- The Maze: The final dungeon. Incorrect paths return you a few screens or possibly back to start.
- Market-Based Title: A bit of a confusing example. The original arcade game was simply titled Wonder Boy: Monster Land in Japan and it became Super Wonder Boy: Monster World when ported to the Mark III. Overseas, the Master System version was released as Wonder Boy in Monster World, but the Japanese cartridges feature an early build of the English version titled Super Wonder Boy: Monster Land and some cartridge labels even misprinted the title as Super Wonder Boy: Super Monster Land. The home computer ports by Activision were released under the name of Super Wonder Boy in Monster Land on their packaging, but the actual in-game title varies between versions.
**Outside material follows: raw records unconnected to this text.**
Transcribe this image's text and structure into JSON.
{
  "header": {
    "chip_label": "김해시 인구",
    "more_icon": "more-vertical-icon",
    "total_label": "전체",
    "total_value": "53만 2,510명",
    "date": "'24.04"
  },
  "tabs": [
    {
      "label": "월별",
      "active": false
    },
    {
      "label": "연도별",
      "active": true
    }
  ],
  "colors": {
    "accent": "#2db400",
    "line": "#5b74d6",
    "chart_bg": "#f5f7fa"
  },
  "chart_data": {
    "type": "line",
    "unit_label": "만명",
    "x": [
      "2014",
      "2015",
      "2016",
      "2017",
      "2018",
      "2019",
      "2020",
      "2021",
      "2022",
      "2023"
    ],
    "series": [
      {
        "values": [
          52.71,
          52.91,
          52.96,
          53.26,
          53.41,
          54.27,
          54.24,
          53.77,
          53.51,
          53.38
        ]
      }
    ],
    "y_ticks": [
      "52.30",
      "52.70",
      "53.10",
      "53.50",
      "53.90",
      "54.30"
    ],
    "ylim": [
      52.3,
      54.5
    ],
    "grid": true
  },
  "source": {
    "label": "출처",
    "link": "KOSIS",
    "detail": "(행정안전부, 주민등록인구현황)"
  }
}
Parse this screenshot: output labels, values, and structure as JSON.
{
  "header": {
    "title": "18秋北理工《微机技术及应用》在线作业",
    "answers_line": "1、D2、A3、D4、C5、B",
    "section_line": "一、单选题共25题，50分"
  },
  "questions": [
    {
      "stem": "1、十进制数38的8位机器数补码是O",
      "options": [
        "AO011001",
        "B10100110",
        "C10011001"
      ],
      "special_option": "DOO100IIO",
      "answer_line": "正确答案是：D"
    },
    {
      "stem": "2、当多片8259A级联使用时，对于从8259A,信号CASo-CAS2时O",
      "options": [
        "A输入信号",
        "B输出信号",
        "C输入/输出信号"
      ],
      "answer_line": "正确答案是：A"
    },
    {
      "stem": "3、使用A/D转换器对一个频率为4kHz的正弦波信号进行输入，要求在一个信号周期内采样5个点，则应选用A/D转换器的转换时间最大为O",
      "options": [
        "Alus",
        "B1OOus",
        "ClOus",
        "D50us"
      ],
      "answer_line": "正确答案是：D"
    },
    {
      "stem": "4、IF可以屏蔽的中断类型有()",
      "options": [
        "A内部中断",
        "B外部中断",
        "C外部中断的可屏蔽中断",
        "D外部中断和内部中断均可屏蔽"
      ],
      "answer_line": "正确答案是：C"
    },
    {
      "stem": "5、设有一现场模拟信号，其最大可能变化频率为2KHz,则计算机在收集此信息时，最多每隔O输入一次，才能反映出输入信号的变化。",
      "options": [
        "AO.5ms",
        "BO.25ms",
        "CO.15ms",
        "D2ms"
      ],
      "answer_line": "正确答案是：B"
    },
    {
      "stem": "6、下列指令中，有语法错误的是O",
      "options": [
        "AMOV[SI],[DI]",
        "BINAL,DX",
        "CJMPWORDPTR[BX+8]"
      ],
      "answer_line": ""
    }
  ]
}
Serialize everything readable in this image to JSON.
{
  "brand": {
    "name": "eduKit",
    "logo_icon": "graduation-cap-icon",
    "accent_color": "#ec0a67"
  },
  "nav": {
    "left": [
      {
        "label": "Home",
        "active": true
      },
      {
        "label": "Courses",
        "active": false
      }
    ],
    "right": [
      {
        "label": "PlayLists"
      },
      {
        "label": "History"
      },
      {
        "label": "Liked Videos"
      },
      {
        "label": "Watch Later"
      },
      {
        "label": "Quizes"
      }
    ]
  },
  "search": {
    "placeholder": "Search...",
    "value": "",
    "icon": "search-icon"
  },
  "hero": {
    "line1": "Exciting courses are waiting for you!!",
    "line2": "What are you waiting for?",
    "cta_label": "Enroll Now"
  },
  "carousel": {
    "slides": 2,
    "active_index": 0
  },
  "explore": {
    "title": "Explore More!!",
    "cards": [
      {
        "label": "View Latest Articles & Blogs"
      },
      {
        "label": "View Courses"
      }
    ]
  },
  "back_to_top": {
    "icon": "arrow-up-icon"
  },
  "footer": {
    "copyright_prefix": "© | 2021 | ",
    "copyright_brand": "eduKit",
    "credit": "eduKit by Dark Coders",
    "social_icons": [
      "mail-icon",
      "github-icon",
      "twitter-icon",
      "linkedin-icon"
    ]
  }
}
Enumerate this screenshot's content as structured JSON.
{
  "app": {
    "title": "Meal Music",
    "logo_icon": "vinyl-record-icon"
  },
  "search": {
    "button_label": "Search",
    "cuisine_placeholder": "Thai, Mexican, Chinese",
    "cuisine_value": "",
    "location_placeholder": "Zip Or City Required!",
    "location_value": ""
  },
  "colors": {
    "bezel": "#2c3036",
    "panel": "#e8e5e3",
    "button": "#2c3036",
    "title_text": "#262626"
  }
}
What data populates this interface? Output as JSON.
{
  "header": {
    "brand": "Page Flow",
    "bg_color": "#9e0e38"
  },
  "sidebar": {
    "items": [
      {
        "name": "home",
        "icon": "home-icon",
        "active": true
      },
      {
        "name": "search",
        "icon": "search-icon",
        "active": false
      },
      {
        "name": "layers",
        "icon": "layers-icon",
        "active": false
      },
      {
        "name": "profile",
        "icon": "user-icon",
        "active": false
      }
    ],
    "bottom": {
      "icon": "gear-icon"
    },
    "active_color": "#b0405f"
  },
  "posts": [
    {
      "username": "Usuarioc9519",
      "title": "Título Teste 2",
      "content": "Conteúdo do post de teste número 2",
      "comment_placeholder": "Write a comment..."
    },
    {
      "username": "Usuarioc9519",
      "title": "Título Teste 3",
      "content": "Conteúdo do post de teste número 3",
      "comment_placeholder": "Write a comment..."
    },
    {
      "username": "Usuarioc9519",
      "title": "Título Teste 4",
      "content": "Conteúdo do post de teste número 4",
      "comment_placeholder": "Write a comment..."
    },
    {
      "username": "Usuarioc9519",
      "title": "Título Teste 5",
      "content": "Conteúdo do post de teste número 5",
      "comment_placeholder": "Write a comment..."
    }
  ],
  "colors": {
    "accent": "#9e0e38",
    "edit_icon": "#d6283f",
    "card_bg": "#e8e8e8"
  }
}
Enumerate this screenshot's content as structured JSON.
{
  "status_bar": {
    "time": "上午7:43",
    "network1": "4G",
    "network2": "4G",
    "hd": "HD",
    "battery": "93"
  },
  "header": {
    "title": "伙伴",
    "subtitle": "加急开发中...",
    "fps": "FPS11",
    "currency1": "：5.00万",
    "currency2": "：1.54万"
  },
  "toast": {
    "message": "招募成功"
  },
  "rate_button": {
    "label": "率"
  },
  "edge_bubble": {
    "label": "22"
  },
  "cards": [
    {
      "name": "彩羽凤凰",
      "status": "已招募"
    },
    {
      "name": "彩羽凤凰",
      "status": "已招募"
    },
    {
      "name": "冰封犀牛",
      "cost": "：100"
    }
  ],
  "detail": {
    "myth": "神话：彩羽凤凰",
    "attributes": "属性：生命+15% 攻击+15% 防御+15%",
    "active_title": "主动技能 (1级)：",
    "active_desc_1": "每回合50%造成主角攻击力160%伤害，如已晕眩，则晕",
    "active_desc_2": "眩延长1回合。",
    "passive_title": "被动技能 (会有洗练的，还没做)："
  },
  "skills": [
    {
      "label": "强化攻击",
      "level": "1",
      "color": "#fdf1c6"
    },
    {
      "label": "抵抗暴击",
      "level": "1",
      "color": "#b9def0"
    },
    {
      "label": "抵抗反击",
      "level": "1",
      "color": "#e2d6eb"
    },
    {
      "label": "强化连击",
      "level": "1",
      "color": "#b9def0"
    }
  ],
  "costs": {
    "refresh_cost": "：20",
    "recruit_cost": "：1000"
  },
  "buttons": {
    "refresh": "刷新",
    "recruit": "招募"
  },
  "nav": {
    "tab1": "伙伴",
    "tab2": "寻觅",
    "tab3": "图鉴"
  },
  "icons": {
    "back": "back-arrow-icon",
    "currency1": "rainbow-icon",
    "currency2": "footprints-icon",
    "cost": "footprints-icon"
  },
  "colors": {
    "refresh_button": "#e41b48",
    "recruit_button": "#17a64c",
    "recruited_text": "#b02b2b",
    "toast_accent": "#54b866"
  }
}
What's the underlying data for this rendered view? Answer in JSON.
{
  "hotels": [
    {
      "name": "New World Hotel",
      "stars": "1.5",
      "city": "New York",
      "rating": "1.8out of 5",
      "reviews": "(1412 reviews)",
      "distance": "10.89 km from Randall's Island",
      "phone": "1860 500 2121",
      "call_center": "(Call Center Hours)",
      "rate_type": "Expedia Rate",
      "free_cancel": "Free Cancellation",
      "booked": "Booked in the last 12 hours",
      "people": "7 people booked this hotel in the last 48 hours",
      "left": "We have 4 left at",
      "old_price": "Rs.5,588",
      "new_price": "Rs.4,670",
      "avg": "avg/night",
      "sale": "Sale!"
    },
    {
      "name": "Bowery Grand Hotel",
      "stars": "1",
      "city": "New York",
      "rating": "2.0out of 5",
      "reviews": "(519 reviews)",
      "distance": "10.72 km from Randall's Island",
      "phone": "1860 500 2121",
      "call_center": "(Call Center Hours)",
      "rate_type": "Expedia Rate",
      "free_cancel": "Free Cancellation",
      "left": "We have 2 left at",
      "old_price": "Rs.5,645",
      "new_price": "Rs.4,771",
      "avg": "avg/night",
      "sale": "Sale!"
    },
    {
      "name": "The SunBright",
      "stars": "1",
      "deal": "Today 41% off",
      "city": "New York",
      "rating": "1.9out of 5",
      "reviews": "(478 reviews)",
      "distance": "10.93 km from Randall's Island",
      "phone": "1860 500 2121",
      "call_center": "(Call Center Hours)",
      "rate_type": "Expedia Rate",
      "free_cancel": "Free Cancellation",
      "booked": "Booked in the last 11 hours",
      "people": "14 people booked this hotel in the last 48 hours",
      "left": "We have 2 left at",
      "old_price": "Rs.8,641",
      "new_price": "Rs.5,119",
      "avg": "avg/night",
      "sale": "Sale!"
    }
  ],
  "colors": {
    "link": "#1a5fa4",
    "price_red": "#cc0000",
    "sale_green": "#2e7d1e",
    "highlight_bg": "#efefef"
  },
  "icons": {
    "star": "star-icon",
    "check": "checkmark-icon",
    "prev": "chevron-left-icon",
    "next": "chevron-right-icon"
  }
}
- Mercy Invincibility: The arcade version prevents damage, but still applies Knockback when you hit a projectile or monster.
- Nintendo Hard: Within the Sega Master System version, the bosses can be killed in just a few hits each, but you only have one life no continues, unless you gain more lives through score. Wherein the Arcade version the bosses are much much more difficult but you have unlimited continues, take your pick.
- Palette Swap: Three of the bosses, notably the Grim Reaper, Knight, and Giant Kong, as well as some of the mooks, have recolored variants, sometimes with different attacks.
- Pop Quiz: The Sphinx Puzzle Boss.
- Robotic Reveal: The Final Boss.
- Spell My Name with an "S": The hero's name. The arcade game spells his full name as "Bocke Lee Temjin" (with "Book the Hero", the name given in the instruction card, being his nickname) in the casting roll, while the manual for the Master System version spells it "Bock Lee Temjin" (removing the "e" from "Bocke"). Some of the enemies have their names spelled differently as well, most notably the final boss of the game - which was originally called the Mechanic Dragon, and called the MEKA dragon, Meka Dragon, MEKA Dragon and Mecha Dragon in later sources such as The Dragon's Trap.
- Spoiled by the Manual: The Master System manual calls the main enemy the MEKA dragon - and it's not a stretch to assume "MEKA" might stand for "mechanical".
- Stealth Pun: The Grim Reaper and its upgraded version Gold Collector. The certainties of death and taxes come to mind.